Uranium-shmanium! Apparenty Turkish officials included the weight of the lead container in the supposed 34.6 pounds of uranium seized from two guys in a taxi. It is now believed to be 3 ounces, and they're not really sure what it is. Thanks to CNN for once again reporting nothing as something. Makes me proud of my unflagging skepticism, although I apologize to my readers for bringing this non-issue to your attention.
Making a deal with the Russians: See this Jeff Danziger cartoon.

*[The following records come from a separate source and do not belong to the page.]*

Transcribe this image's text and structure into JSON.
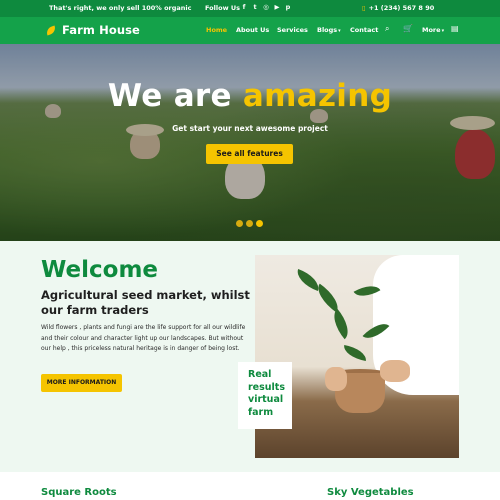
{
  "topbar": {
    "tagline": "That's right, we only sell 100% organic",
    "follow_label": "Follow Us",
    "socials": [
      {
        "icon": "facebook-icon",
        "glyph": "f"
      },
      {
        "icon": "twitter-icon",
        "glyph": "t"
      },
      {
        "icon": "instagram-icon",
        "glyph": "◎"
      },
      {
        "icon": "youtube-icon",
        "glyph": "▶"
      },
      {
        "icon": "pinterest-icon",
        "glyph": "p"
      }
    ],
    "phone": "+1 (234) 567 8 90"
  },
  "nav": {
    "brand": "Farm House",
    "items": [
      {
        "label": "Home",
        "active": true
      },
      {
        "label": "About Us"
      },
      {
        "label": "Services"
      },
      {
        "label": "Blogs",
        "dropdown": true
      },
      {
        "label": "Contact"
      }
    ],
    "more_label": "More",
    "icons": [
      "search-icon",
      "cart-icon",
      "menu-grid-icon"
    ]
  },
  "hero": {
    "title_plain": "We are ",
    "title_accent": "amazing",
    "subtitle": "Get start your next awesome project",
    "button_label": "See all features",
    "slide_count": 3,
    "active_slide": 3
  },
  "welcome": {
    "title": "Welcome",
    "subtitle": "Agricultural seed market, whilst our farm traders",
    "body": "Wild flowers , plants and fungi are the life support for all our wildlife and their colour and character light up our landscapes. But without our help , this priceless natural heritage is in danger of being lost.",
    "button_label": "MORE INFORMATION",
    "badge_lines": [
      "Real",
      "results",
      "virtual",
      "farm"
    ]
  },
  "bottom": {
    "left_title": "Square Roots",
    "right_title": "Sky Vegetables"
  },
  "colors": {
    "green_dark": "#0e8a3e",
    "green_nav": "#14a24a",
    "accent_yellow": "#f5c400",
    "section_bg": "#eef8f1"
  }
}
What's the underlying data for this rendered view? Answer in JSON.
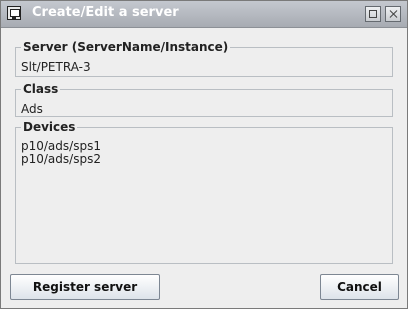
{
  "window": {
    "title": "Create/Edit a server",
    "icon": "app-window-icon",
    "controls": [
      "maximize-icon",
      "close-icon"
    ]
  },
  "server_group": {
    "label": "Server  (ServerName/Instance)",
    "value": "Slt/PETRA-3"
  },
  "class_group": {
    "label": "Class",
    "value": "Ads"
  },
  "devices_group": {
    "label": "Devices",
    "items": [
      "p10/ads/sps1",
      "p10/ads/sps2"
    ]
  },
  "buttons": {
    "register": "Register server",
    "cancel": "Cancel"
  }
}
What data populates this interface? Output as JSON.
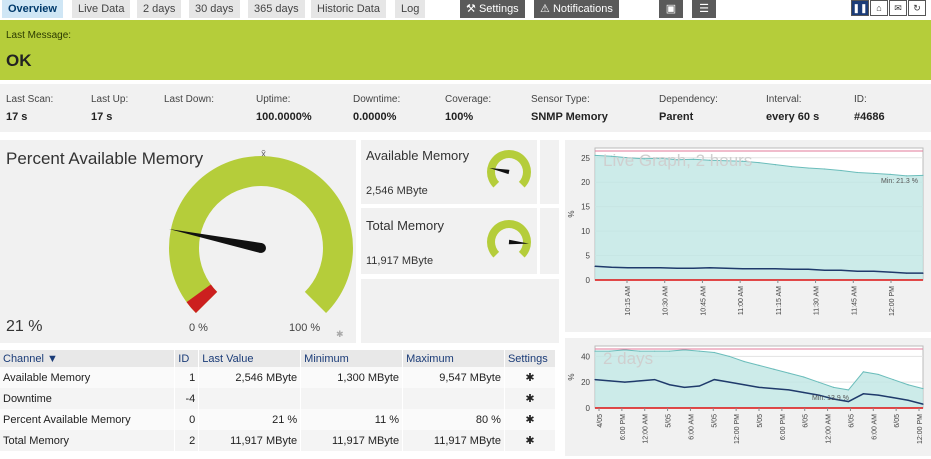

Speaking of the administration, [Rep. of Washington State Jim] McDermott said, "I believe that sometimes they give out misinformation." Then he added: "It would not surprise me if they came up with some information that is not provable, and they've shifted. First they said it was Al Qaeda, then they said it was weapons of mass destruction. Now they're going back and saying it's Al Qaeda again." When pressed for evidence about whether President Bush had lied, Mr. McDermott said, "I think the president would mislead the American people." But he said he believed that inspections of Iraq's weapons programs could be worked out. -- from the NY Times.